Legal professional privilege (LPP) protects all communications between a solicitor or barrister and his or her clients from being revealed without the permission of the client. It is a fundamental common law and human right, which is enjoyed by clients rather than their lawyers.
We answer some of the key questions around LPP.
Am I obliged to assert LPP?
Yes, unless your client waives it or unless you believe the assertion has been advanced in bad faith. Disclosing information or material protected by LPP without your client’s consent may enable the client to challenge subsequent use of the material and take civil action against you.
This does not apply if you suspect or believe your client has a fraudulent, criminal or otherwise iniquitous purpose in seeking your advice.
Can action be taken against me for asserting LPP?
Where a claim to LPP is properly made, no action can be taken against you for asserting it; and no action can be taken against your client for refusing to grant any waiver sought by law enforcement agencies or regulators.
However, if you assert LPP you know to have been advanced in bad faith, you may be exposed to liability for conspiracy to pervert the course of justice.
Who decides whether a claim to LPP is properly made?
Law enforcement agencies and regulators are not entitled to decide themselves whether a claim to LPP is properly made.

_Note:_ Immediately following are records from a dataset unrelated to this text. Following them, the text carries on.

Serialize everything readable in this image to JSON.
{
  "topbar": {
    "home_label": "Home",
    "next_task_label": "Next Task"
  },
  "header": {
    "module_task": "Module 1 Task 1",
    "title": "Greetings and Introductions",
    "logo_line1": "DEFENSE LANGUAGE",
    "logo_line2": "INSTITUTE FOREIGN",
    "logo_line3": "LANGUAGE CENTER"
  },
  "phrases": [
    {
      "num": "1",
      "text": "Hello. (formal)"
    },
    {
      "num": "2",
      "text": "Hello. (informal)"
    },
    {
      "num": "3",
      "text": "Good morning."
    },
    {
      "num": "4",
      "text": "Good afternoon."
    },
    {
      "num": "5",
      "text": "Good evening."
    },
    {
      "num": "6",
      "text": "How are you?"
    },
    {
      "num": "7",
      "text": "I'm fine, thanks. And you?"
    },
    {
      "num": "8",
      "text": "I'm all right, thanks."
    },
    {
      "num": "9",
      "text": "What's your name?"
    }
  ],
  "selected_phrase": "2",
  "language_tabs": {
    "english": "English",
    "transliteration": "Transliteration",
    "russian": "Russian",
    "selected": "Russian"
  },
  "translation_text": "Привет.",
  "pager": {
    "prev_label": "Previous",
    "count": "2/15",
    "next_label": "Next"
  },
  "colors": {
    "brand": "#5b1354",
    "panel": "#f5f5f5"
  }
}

It is not for you to satisfy law enforcement agencies and regulators that claims to LPP are well-founded - although you are under a duty to advise clients whether claims to LPP under either head are based on proper grounds.
Where LPP properly arises and has not been curtailed by parliament, it cannot be overridden by competing private or public interests in disclosure.

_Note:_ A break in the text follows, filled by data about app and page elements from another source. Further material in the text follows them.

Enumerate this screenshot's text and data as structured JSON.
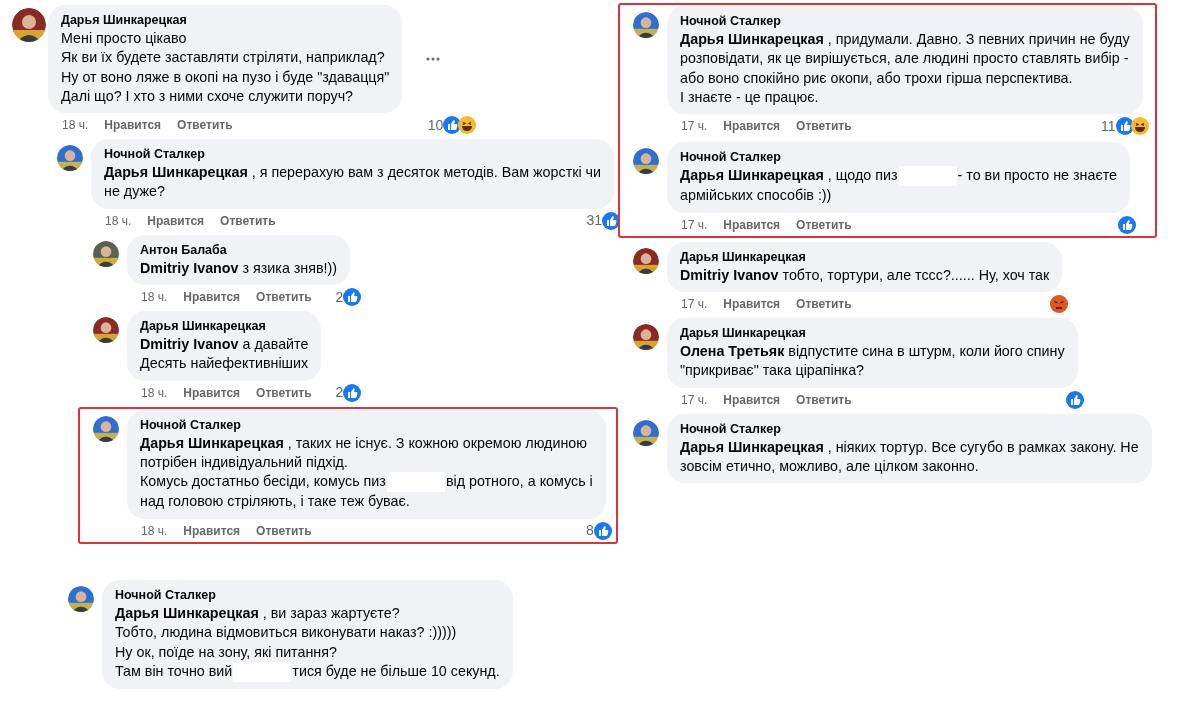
{
  "panels": [
    {
      "comments": [
        {
          "kind": "comment",
          "author": "Дарья Шинкарецкая",
          "color": "#8a2a22",
          "body": [
            "Мені просто цікаво",
            "Як ви їх будете заставляти стріляти, наприклад?",
            "Ну от воно ляже в окопі на пузо і буде \"здавацця\"",
            "Далі що? І хто з ними схоче служити поруч?"
          ],
          "time": "18 ч.",
          "like": "Нравится",
          "reply": "Ответить",
          "reaction_count": "10",
          "reactions": [
            {
              "kind": "like"
            },
            {
              "kind": "haha"
            }
          ],
          "more_button": true,
          "children": [
            {
              "kind": "comment",
              "author": "Ночной Сталкер",
              "color": "#2f6fd0",
              "body": [
                "**Дарья Шинкарецкая** , я перерахую вам з десяток методів. Вам жорсткі чи",
                "не дуже?"
              ],
              "time": "18 ч.",
              "like": "Нравится",
              "reply": "Ответить",
              "reaction_count": "31",
              "reactions": [
                {
                  "kind": "like"
                }
              ],
              "children": [
                {
                  "kind": "comment",
                  "author": "Антон Балаба",
                  "color": "#5b6150",
                  "body": [
                    "**Dmitriy Ivanov** з язика зняв!))"
                  ],
                  "time": "18 ч.",
                  "like": "Нравится",
                  "reply": "Ответить",
                  "reaction_count": "2",
                  "reactions": [
                    {
                      "kind": "like"
                    }
                  ]
                },
                {
                  "kind": "comment",
                  "author": "Дарья Шинкарецкая",
                  "color": "#8a2a22",
                  "body": [
                    "**Dmitriy Ivanov** а давайте",
                    "Десять найефективніших"
                  ],
                  "time": "18 ч.",
                  "like": "Нравится",
                  "reply": "Ответить",
                  "reaction_count": "2",
                  "reactions": [
                    {
                      "kind": "like"
                    }
                  ]
                },
                {
                  "kind": "highlight_group",
                  "comments": [
                    {
                      "kind": "comment",
                      "author": "Ночной Сталкер",
                      "color": "#2f6fd0",
                      "body": [
                        "**Дарья Шинкарецкая** , таких не існує. З кожною окремою людиною",
                        "потрібен індивідуальний підхід.",
                        [
                          "Комусь достатньо бесіди, комусь пиз",
                          "від ротного, а комусь і"
                        ],
                        "над головою стріляють, і таке теж буває."
                      ],
                      "time": "18 ч.",
                      "like": "Нравится",
                      "reply": "Ответить",
                      "reaction_count": "8",
                      "reactions": [
                        {
                          "kind": "like"
                        }
                      ]
                    }
                  ]
                }
              ]
            }
          ]
        }
      ]
    },
    {
      "comments": [
        {
          "kind": "highlight_group",
          "comments": [
            {
              "kind": "comment",
              "author": "Ночной Сталкер",
              "color": "#2f6fd0",
              "body": [
                "**Дарья Шинкарецкая** , придумали. Давно. З певних причин не буду",
                "розповідати, як це вирішується, але людині просто ставлять вибір -",
                "або воно спокійно риє окопи, або трохи гірша перспектива.",
                "І знаєте - це працює."
              ],
              "time": "17 ч.",
              "like": "Нравится",
              "reply": "Ответить",
              "reaction_count": "11",
              "reactions": [
                {
                  "kind": "like"
                },
                {
                  "kind": "haha"
                }
              ]
            },
            {
              "kind": "comment",
              "author": "Ночной Сталкер",
              "color": "#2f6fd0",
              "body": [
                [
                  "**Дарья Шинкарецкая** , щодо пиз",
                  "- то ви просто не знаєте"
                ],
                "армійських способів :))"
              ],
              "time": "17 ч.",
              "like": "Нравится",
              "reply": "Ответить",
              "reactions": [
                {
                  "kind": "like"
                }
              ]
            }
          ]
        },
        {
          "kind": "comment",
          "author": "Дарья Шинкарецкая",
          "color": "#8a2a22",
          "body": [
            "**Dmitriy Ivanov** тобто, тортури, але тссс?...... Ну, хоч так"
          ],
          "time": "17 ч.",
          "like": "Нравится",
          "reply": "Ответить",
          "reactions": [
            {
              "kind": "angry"
            }
          ]
        },
        {
          "kind": "comment",
          "author": "Дарья Шинкарецкая",
          "color": "#8a2a22",
          "body": [
            "**Олена Третьяк** відпустите сина в штурм, коли його спину",
            "\"прикриває\" така цірапінка?"
          ],
          "time": "17 ч.",
          "like": "Нравится",
          "reply": "Ответить",
          "reactions": [
            {
              "kind": "like"
            }
          ]
        },
        {
          "kind": "comment",
          "author": "Ночной Сталкер",
          "color": "#2f6fd0",
          "body": [
            "**Дарья Шинкарецкая** , ніяких тортур. Все сугубо в рамках закону. Не",
            "зовсім етично, можливо, але цілком законно."
          ]
        }
      ]
    },
    {
      "comments": [
        {
          "kind": "comment",
          "author": "Ночной Сталкер",
          "color": "#2f6fd0",
          "body": [
            "**Дарья Шинкарецкая** , ви зараз жартуєте?",
            "Тобто, людина відмовиться виконувати наказ? :)))))",
            "Ну ок, поїде на зону, які питання?",
            [
              "Там він точно вий",
              "тися буде не більше 10 секунд."
            ]
          ]
        }
      ]
    }
  ]
}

Does LPP differ from country to country?
Yes. If your client is facing investigations or proceedings abroad, LPP and its application will differ in substance and scope from the protection afforded under English law.
For a comprehensive explanation and guidance, read our practice note on LPP.